Marriage in June
Most people got married in June because they too their yearly bath in May and still smelled pretty good by June. However, they were starting to smell, so brides carried a bouquet of flowers to hid the body odor.
Want a bath?
Baths consisted of a big tub filled with hot water. The man of the house had the privilege of the nice clean water. All of the other sons and men in the house were next. Finally the women and then the children. Last was all of the babies. By then the water was so dirty you could actually lose someone in it. Hence the saying, “Don’t throw the baby out with the bath water.”
Raining Cat’s and Dogs
Houses had thatched roofs, thick with straw, piled high, with no wood underneath. It was the only place for animals to get warm with the weather was cold, so all the dogs, cats and other small animals such as mice, and bugs, lived in the roof. When it rained it became slippery and sometimes the animals would slip and fall off the roof. From this we get the saying “It’s raining cats and dogs!”
A Canopy Bed
There was nothing to stop things from falling into the house. The was a real problem in the bedroom where bugs and other droppings could make a mess on your nice clean bed. People would make beds with big posts and hang a sheet over the top to give a bit of protection from the falling debris. That’s how canopy beds came into existence.

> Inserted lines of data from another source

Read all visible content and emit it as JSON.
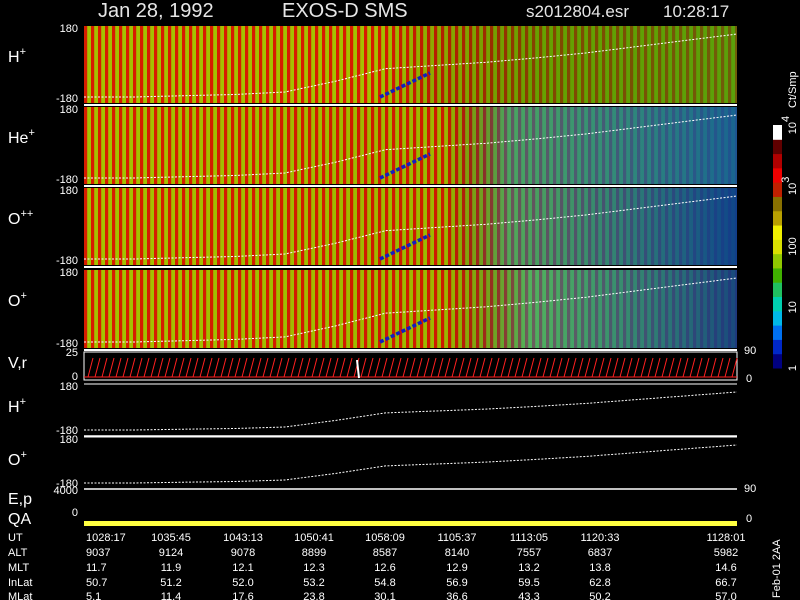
{
  "header": {
    "date": "Jan 28, 1992",
    "instrument": "EXOS-D SMS",
    "file": "s2012804.esr",
    "time": "10:28:17"
  },
  "chart_data": {
    "type": "heatmap",
    "panels": [
      {
        "label": "H",
        "sup": "+",
        "ytop": "180",
        "ybot": "-180"
      },
      {
        "label": "He",
        "sup": "+",
        "ytop": "180",
        "ybot": "-180"
      },
      {
        "label": "O",
        "sup": "++",
        "ytop": "180",
        "ybot": "-180"
      },
      {
        "label": "O",
        "sup": "+",
        "ytop": "180",
        "ybot": "-180"
      }
    ],
    "vr_panel": {
      "label": "V,r",
      "ytop": "25",
      "ybot": "0",
      "right_top": "90",
      "right_bot": "0"
    },
    "line_panels": [
      {
        "label": "H",
        "sup": "+",
        "ytop": "180",
        "ybot": "-180"
      },
      {
        "label": "O",
        "sup": "+",
        "ytop": "180",
        "ybot": "-180"
      }
    ],
    "ep_panel": {
      "label": "E,p",
      "ytop": "4000",
      "right_top": "90"
    },
    "qa_panel": {
      "label": "QA",
      "ybot": "0",
      "right_bot": "0"
    },
    "colorbar": {
      "unit": "Ct/Smp",
      "ticks": [
        {
          "label": "10",
          "sup": "4",
          "level": 1.0
        },
        {
          "label": "10",
          "sup": "3",
          "level": 0.75
        },
        {
          "label": "100",
          "sup": "",
          "level": 0.5
        },
        {
          "label": "10",
          "sup": "",
          "level": 0.25
        },
        {
          "label": "1",
          "sup": "",
          "level": 0.0
        }
      ],
      "colors": [
        "#000080",
        "#0028c8",
        "#0070f0",
        "#00b8e8",
        "#00d0b0",
        "#20c060",
        "#40b000",
        "#90c800",
        "#d8e000",
        "#f0f000",
        "#b8a000",
        "#887000",
        "#c02000",
        "#f00000",
        "#b00000",
        "#600000",
        "#ffffff"
      ]
    },
    "trace_points": [
      0,
      0,
      0.02,
      0.04,
      0.08,
      0.25,
      0.45,
      0.5,
      0.55,
      0.62,
      0.7,
      0.8,
      0.9,
      1.0
    ],
    "footer": {
      "row_labels": [
        "UT",
        "ALT",
        "MLT",
        "InLat",
        "MLat"
      ],
      "columns": [
        [
          "1028:17",
          "9037",
          "11.7",
          "50.7",
          "5.1"
        ],
        [
          "1035:45",
          "9124",
          "11.9",
          "51.2",
          "11.4"
        ],
        [
          "1043:13",
          "9078",
          "12.1",
          "52.0",
          "17.6"
        ],
        [
          "1050:41",
          "8899",
          "12.3",
          "53.2",
          "23.8"
        ],
        [
          "1058:09",
          "8587",
          "12.6",
          "54.8",
          "30.1"
        ],
        [
          "1105:37",
          "8140",
          "12.9",
          "56.9",
          "36.6"
        ],
        [
          "1113:05",
          "7557",
          "13.2",
          "59.5",
          "43.3"
        ],
        [
          "1120:33",
          "6837",
          "13.8",
          "62.8",
          "50.2"
        ],
        [
          "1128:01",
          "5982",
          "14.6",
          "66.7",
          "57.0"
        ]
      ]
    },
    "stamp": "Feb-01 2AA"
  }
}
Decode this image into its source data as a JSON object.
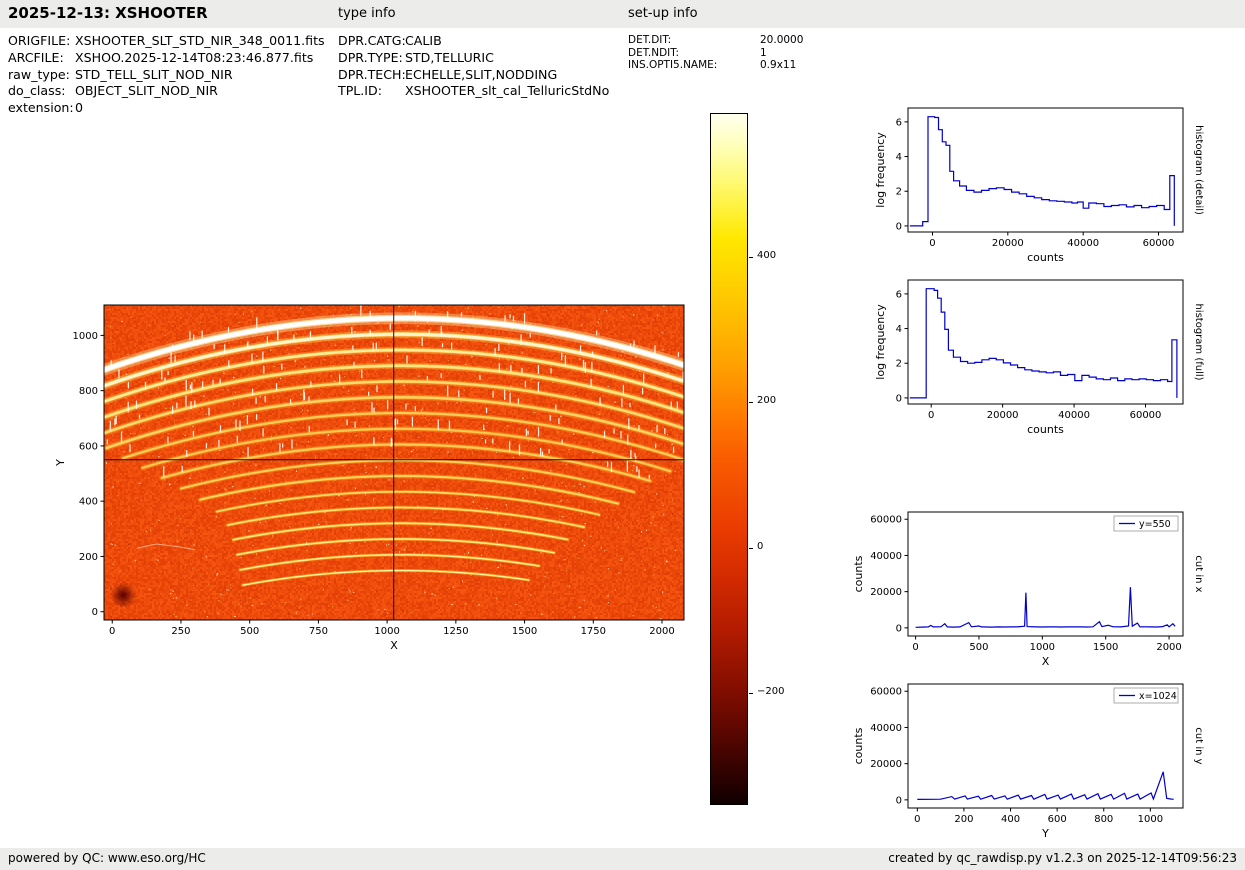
{
  "header": {
    "title": "2025-12-13: XSHOOTER",
    "type_info_heading": "type info",
    "setup_info_heading": "set-up info",
    "file_info": [
      {
        "label": "ORIGFILE:",
        "value": "XSHOOTER_SLT_STD_NIR_348_0011.fits"
      },
      {
        "label": "ARCFILE:",
        "value": "XSHOO.2025-12-14T08:23:46.877.fits"
      },
      {
        "label": "raw_type:",
        "value": "STD_TELL_SLIT_NOD_NIR"
      },
      {
        "label": "do_class:",
        "value": "OBJECT_SLIT_NOD_NIR"
      },
      {
        "label": "extension:",
        "value": "0"
      }
    ],
    "type_info": [
      {
        "label": "DPR.CATG:",
        "value": "CALIB"
      },
      {
        "label": "DPR.TYPE:",
        "value": "STD,TELLURIC"
      },
      {
        "label": "DPR.TECH:",
        "value": "ECHELLE,SLIT,NODDING"
      },
      {
        "label": "TPL.ID:",
        "value": "XSHOOTER_slt_cal_TelluricStdNo"
      }
    ],
    "setup_info": [
      {
        "label": "DET.DIT:",
        "value": "20.0000"
      },
      {
        "label": "DET.NDIT:",
        "value": "1"
      },
      {
        "label": "INS.OPTI5.NAME:",
        "value": "0.9x11"
      }
    ]
  },
  "footer": {
    "left": "powered by QC: www.eso.org/HC",
    "right": "created by qc_rawdisp.py v1.2.3 on 2025-12-14T09:56:23"
  },
  "accent_color": "#0000cc",
  "chart_data": [
    {
      "id": "raw_frame",
      "type": "heatmap",
      "title": "raw NIR echelle frame with curved spectral orders",
      "xlabel": "X",
      "ylabel": "Y",
      "xlim": [
        -30,
        2080
      ],
      "ylim": [
        -30,
        1110
      ],
      "xticks": [
        0,
        250,
        500,
        750,
        1000,
        1250,
        1500,
        1750,
        2000
      ],
      "yticks": [
        0,
        200,
        400,
        600,
        800,
        1000
      ],
      "crosshair": {
        "x": 1024,
        "y": 550
      },
      "colormap": "hot",
      "colorbar": {
        "tick_labels": [
          "400",
          "200",
          "0",
          "−200"
        ],
        "tick_values": [
          400,
          200,
          0,
          -200
        ],
        "range": [
          -355,
          599
        ]
      },
      "curvature": 0.00016,
      "apex_x": 1050,
      "noise": {
        "speckles": 650,
        "dark_spots": 220
      },
      "orders": [
        {
          "y": 1062,
          "x0": -40,
          "x1": 2090,
          "w": 9,
          "core": "#ffffff",
          "glow": "#ffeeaa",
          "dashes": true
        },
        {
          "y": 1004,
          "x0": -40,
          "x1": 2090,
          "w": 6,
          "core": "#fff6cc",
          "glow": "#ffd75e",
          "dashes": true
        },
        {
          "y": 947,
          "x0": -40,
          "x1": 2090,
          "w": 5,
          "core": "#ffec96",
          "glow": "#ffc646",
          "dashes": true
        },
        {
          "y": 890,
          "x0": -40,
          "x1": 2090,
          "w": 5,
          "core": "#ffe482",
          "glow": "#ffbc3a",
          "dashes": true
        },
        {
          "y": 833,
          "x0": -40,
          "x1": 2090,
          "w": 4.5,
          "core": "#ffdc72",
          "glow": "#ffb232",
          "dashes": true
        },
        {
          "y": 776,
          "x0": -20,
          "x1": 2090,
          "w": 4.5,
          "core": "#ffd466",
          "glow": "#ffaa2c",
          "dashes": true
        },
        {
          "y": 719,
          "x0": 40,
          "x1": 2090,
          "w": 4,
          "core": "#ffce5a",
          "glow": "#ffa226",
          "dashes": true
        },
        {
          "y": 662,
          "x0": 110,
          "x1": 2040,
          "w": 4,
          "core": "#ffc852",
          "glow": "#ff9c22",
          "dashes": true
        },
        {
          "y": 605,
          "x0": 180,
          "x1": 1970,
          "w": 4,
          "core": "#ffcc55",
          "glow": "#ff9e24",
          "dashes": true
        },
        {
          "y": 548,
          "x0": 250,
          "x1": 1900,
          "w": 3.5,
          "core": "#ffd25a",
          "glow": "#ffa226",
          "dashes": false
        },
        {
          "y": 491,
          "x0": 320,
          "x1": 1840,
          "w": 3.5,
          "core": "#ffd860",
          "glow": "#ffa828",
          "dashes": false
        },
        {
          "y": 434,
          "x0": 380,
          "x1": 1780,
          "w": 3,
          "core": "#ffde68",
          "glow": "#ffae2a",
          "dashes": false
        },
        {
          "y": 377,
          "x0": 420,
          "x1": 1720,
          "w": 3,
          "core": "#ffe470",
          "glow": "#ffb42e",
          "dashes": false
        },
        {
          "y": 320,
          "x0": 440,
          "x1": 1660,
          "w": 3,
          "core": "#ffea7a",
          "glow": "#ffba32",
          "dashes": false
        },
        {
          "y": 263,
          "x0": 455,
          "x1": 1610,
          "w": 2.8,
          "core": "#ffee84",
          "glow": "#ffc036",
          "dashes": false
        },
        {
          "y": 206,
          "x0": 465,
          "x1": 1565,
          "w": 2.6,
          "core": "#fff28e",
          "glow": "#ffc63a",
          "dashes": false
        },
        {
          "y": 149,
          "x0": 475,
          "x1": 1530,
          "w": 2.4,
          "core": "#fff698",
          "glow": "#ffcc3e",
          "dashes": false
        }
      ]
    },
    {
      "id": "histogram_detail",
      "type": "line",
      "step": true,
      "xlabel": "counts",
      "ylabel": "log frequency",
      "side_label": "histogram (detail)",
      "xlim": [
        -6500,
        66500
      ],
      "ylim": [
        -0.35,
        6.8
      ],
      "xticks": [
        0,
        20000,
        40000,
        60000
      ],
      "yticks": [
        0,
        2,
        4,
        6
      ],
      "color": "#0000cc",
      "points": [
        [
          -6000,
          0
        ],
        [
          -2600,
          0.25
        ],
        [
          -1200,
          6.3
        ],
        [
          600,
          6.25
        ],
        [
          1600,
          5.55
        ],
        [
          2600,
          4.85
        ],
        [
          3600,
          4.65
        ],
        [
          4600,
          3.15
        ],
        [
          5600,
          2.6
        ],
        [
          7200,
          2.3
        ],
        [
          9000,
          2.05
        ],
        [
          11000,
          1.95
        ],
        [
          13000,
          2.05
        ],
        [
          15000,
          2.15
        ],
        [
          17000,
          2.2
        ],
        [
          19000,
          2.1
        ],
        [
          21000,
          1.95
        ],
        [
          23000,
          1.85
        ],
        [
          25000,
          1.7
        ],
        [
          27000,
          1.62
        ],
        [
          29000,
          1.52
        ],
        [
          31000,
          1.45
        ],
        [
          33000,
          1.42
        ],
        [
          35000,
          1.38
        ],
        [
          37000,
          1.32
        ],
        [
          38500,
          1.38
        ],
        [
          40000,
          1.02
        ],
        [
          41500,
          1.32
        ],
        [
          43500,
          1.28
        ],
        [
          45500,
          1.12
        ],
        [
          47500,
          1.18
        ],
        [
          49500,
          1.22
        ],
        [
          51500,
          1.1
        ],
        [
          53500,
          1.18
        ],
        [
          55500,
          1.05
        ],
        [
          57500,
          1.12
        ],
        [
          59500,
          1.18
        ],
        [
          61500,
          0.95
        ],
        [
          63000,
          2.9
        ],
        [
          64200,
          0
        ]
      ]
    },
    {
      "id": "histogram_full",
      "type": "line",
      "step": true,
      "xlabel": "counts",
      "ylabel": "log frequency",
      "side_label": "histogram (full)",
      "xlim": [
        -6500,
        70500
      ],
      "ylim": [
        -0.35,
        6.8
      ],
      "xticks": [
        0,
        20000,
        40000,
        60000
      ],
      "yticks": [
        0,
        2,
        4,
        6
      ],
      "color": "#0000cc",
      "points": [
        [
          -6000,
          0
        ],
        [
          -1400,
          6.3
        ],
        [
          800,
          6.2
        ],
        [
          1800,
          5.75
        ],
        [
          2800,
          4.95
        ],
        [
          3800,
          3.95
        ],
        [
          4800,
          2.75
        ],
        [
          6200,
          2.35
        ],
        [
          8200,
          2.1
        ],
        [
          10200,
          2.0
        ],
        [
          12200,
          2.05
        ],
        [
          14200,
          2.2
        ],
        [
          16200,
          2.28
        ],
        [
          18200,
          2.2
        ],
        [
          20200,
          2.02
        ],
        [
          22200,
          1.9
        ],
        [
          24200,
          1.75
        ],
        [
          26200,
          1.62
        ],
        [
          28200,
          1.55
        ],
        [
          30200,
          1.5
        ],
        [
          32200,
          1.45
        ],
        [
          34200,
          1.5
        ],
        [
          36200,
          1.3
        ],
        [
          38200,
          1.35
        ],
        [
          40200,
          1.0
        ],
        [
          42200,
          1.3
        ],
        [
          44200,
          1.2
        ],
        [
          46200,
          1.1
        ],
        [
          48200,
          1.05
        ],
        [
          50200,
          1.15
        ],
        [
          52200,
          1.0
        ],
        [
          54200,
          1.1
        ],
        [
          56200,
          1.05
        ],
        [
          58200,
          1.1
        ],
        [
          60200,
          1.05
        ],
        [
          62200,
          1.0
        ],
        [
          64200,
          1.05
        ],
        [
          66200,
          0.95
        ],
        [
          67400,
          3.35
        ],
        [
          68800,
          0
        ]
      ]
    },
    {
      "id": "cut_x",
      "type": "line",
      "step": false,
      "xlabel": "X",
      "ylabel": "counts",
      "side_label": "cut in x",
      "legend": "y=550",
      "xlim": [
        -60,
        2110
      ],
      "ylim": [
        -4500,
        64000
      ],
      "xticks": [
        0,
        500,
        1000,
        1500,
        2000
      ],
      "yticks": [
        0,
        20000,
        40000,
        60000
      ],
      "color": "#0000cc",
      "points": [
        [
          0,
          300
        ],
        [
          50,
          400
        ],
        [
          100,
          500
        ],
        [
          120,
          1300
        ],
        [
          140,
          500
        ],
        [
          200,
          600
        ],
        [
          230,
          2300
        ],
        [
          250,
          500
        ],
        [
          300,
          400
        ],
        [
          350,
          500
        ],
        [
          420,
          2900
        ],
        [
          440,
          600
        ],
        [
          500,
          1000
        ],
        [
          520,
          500
        ],
        [
          600,
          400
        ],
        [
          650,
          500
        ],
        [
          700,
          450
        ],
        [
          750,
          550
        ],
        [
          800,
          500
        ],
        [
          860,
          900
        ],
        [
          870,
          19500
        ],
        [
          880,
          700
        ],
        [
          950,
          500
        ],
        [
          1000,
          450
        ],
        [
          1050,
          550
        ],
        [
          1100,
          500
        ],
        [
          1150,
          450
        ],
        [
          1200,
          500
        ],
        [
          1250,
          550
        ],
        [
          1300,
          500
        ],
        [
          1350,
          450
        ],
        [
          1400,
          600
        ],
        [
          1450,
          3400
        ],
        [
          1470,
          700
        ],
        [
          1520,
          1400
        ],
        [
          1560,
          600
        ],
        [
          1620,
          500
        ],
        [
          1680,
          1000
        ],
        [
          1695,
          22500
        ],
        [
          1710,
          900
        ],
        [
          1750,
          2600
        ],
        [
          1770,
          600
        ],
        [
          1850,
          500
        ],
        [
          1900,
          450
        ],
        [
          1950,
          700
        ],
        [
          1985,
          1700
        ],
        [
          2000,
          600
        ],
        [
          2030,
          2300
        ],
        [
          2048,
          800
        ]
      ]
    },
    {
      "id": "cut_y",
      "type": "line",
      "step": false,
      "xlabel": "Y",
      "ylabel": "counts",
      "side_label": "cut in y",
      "legend": "x=1024",
      "xlim": [
        -40,
        1140
      ],
      "ylim": [
        -4500,
        64000
      ],
      "xticks": [
        0,
        200,
        400,
        600,
        800,
        1000
      ],
      "yticks": [
        0,
        20000,
        40000,
        60000
      ],
      "color": "#0000cc",
      "points": [
        [
          0,
          250
        ],
        [
          60,
          300
        ],
        [
          100,
          350
        ],
        [
          148,
          1800
        ],
        [
          160,
          400
        ],
        [
          205,
          2200
        ],
        [
          215,
          400
        ],
        [
          262,
          2000
        ],
        [
          272,
          380
        ],
        [
          319,
          2400
        ],
        [
          330,
          400
        ],
        [
          376,
          2200
        ],
        [
          386,
          380
        ],
        [
          433,
          2600
        ],
        [
          443,
          400
        ],
        [
          490,
          2400
        ],
        [
          500,
          380
        ],
        [
          547,
          3000
        ],
        [
          557,
          420
        ],
        [
          604,
          2600
        ],
        [
          614,
          400
        ],
        [
          661,
          3200
        ],
        [
          671,
          420
        ],
        [
          718,
          2800
        ],
        [
          728,
          400
        ],
        [
          775,
          3400
        ],
        [
          785,
          430
        ],
        [
          832,
          3000
        ],
        [
          842,
          400
        ],
        [
          889,
          3600
        ],
        [
          899,
          430
        ],
        [
          946,
          3200
        ],
        [
          956,
          410
        ],
        [
          1003,
          3800
        ],
        [
          1013,
          450
        ],
        [
          1055,
          15500
        ],
        [
          1070,
          800
        ],
        [
          1090,
          400
        ],
        [
          1100,
          350
        ]
      ]
    }
  ]
}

The floor was made of dirt. Only the very wealthy had something other than a dirt floor and therefore those with dirt floors were “dirt poor” . The wealthy had slate floors that would get slippery in the winter when wet, so they would spread thresh (straw) on the floor to help keep their footing. As the winter wore on they could continue to add more straw or thresh as it was called, until it would start slipping outside when the door was pushed open. A piece of wood was placed in the entrance and so the term “threshold” was born.
How many of you remember the rhyme “Peas porridge hot, peas porridge cold, peas porridge in the pot, nine days old”?

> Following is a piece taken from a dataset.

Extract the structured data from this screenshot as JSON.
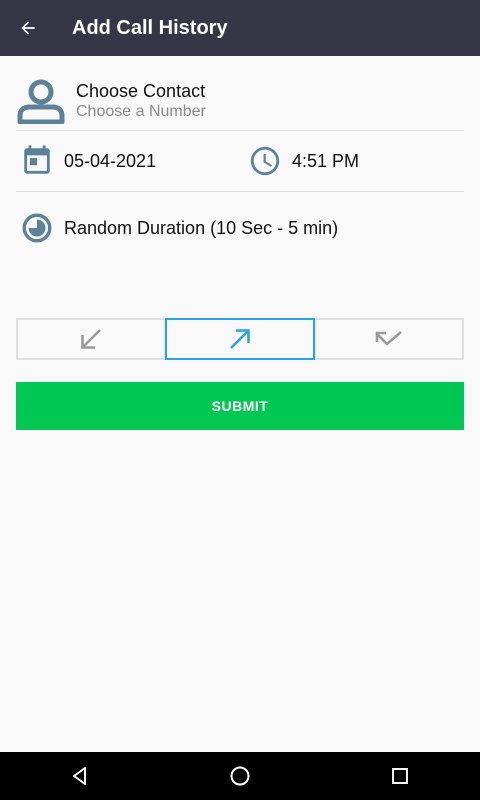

In the old days, they cooked in the kitchen with a big kettle that would hang over the fire. Every day they would light the fire and add things to the pot. They mostly ate vegetables and did not get much meat. They would eat the stew for dinner, leaving leftovers in the pot to get cold overnight and then start over the next day. Sometimes the stew had food in it and it had been there for quite awhile, hence the rhyme.
Chewing the Fat
Occasionally they were able to obtain pork, which made them feel quite special. When visitors would come, they would hang up their bacon to show off. It was a sign of wealth that a man “could bring home the bacon” They would cut off a little to share with guest and would all sit around and “chew the fat”.
Tomatoes were Poisonous
People with money had plates made of pewter. Food with a high acid content would cause some of the lead to leach onto the food and cause lead poisoning and death. This happened most often with tomatoes, so for the next 400 years or so, tomatoes were consider poisonous.
Most people did not have pewter plates but rather trenchers, which was a piece of wood with the middle scooped out like a bowl. Often trenchers were made from stale bread that was so old and hard they could be used for quite some time. Trenchers were never washed and would and mold got into the wood and old bread. After eating of wormy, moldy trenchers one would get what they called “trench mouth”.
Bread was divided according to status. Workers would get the burnt bottom of the loaf, and the family got the middle. Guest would get the top or the “upper crust” .
I hope you’ve enjoyed a little trip back in time. Next time you want to complain stop and think how it “could be” or how it “was”. It’s amazing so many survived to leave a heritage. If you’ve enjoyed this or know of where an old time saying originated…please share with us in the comments!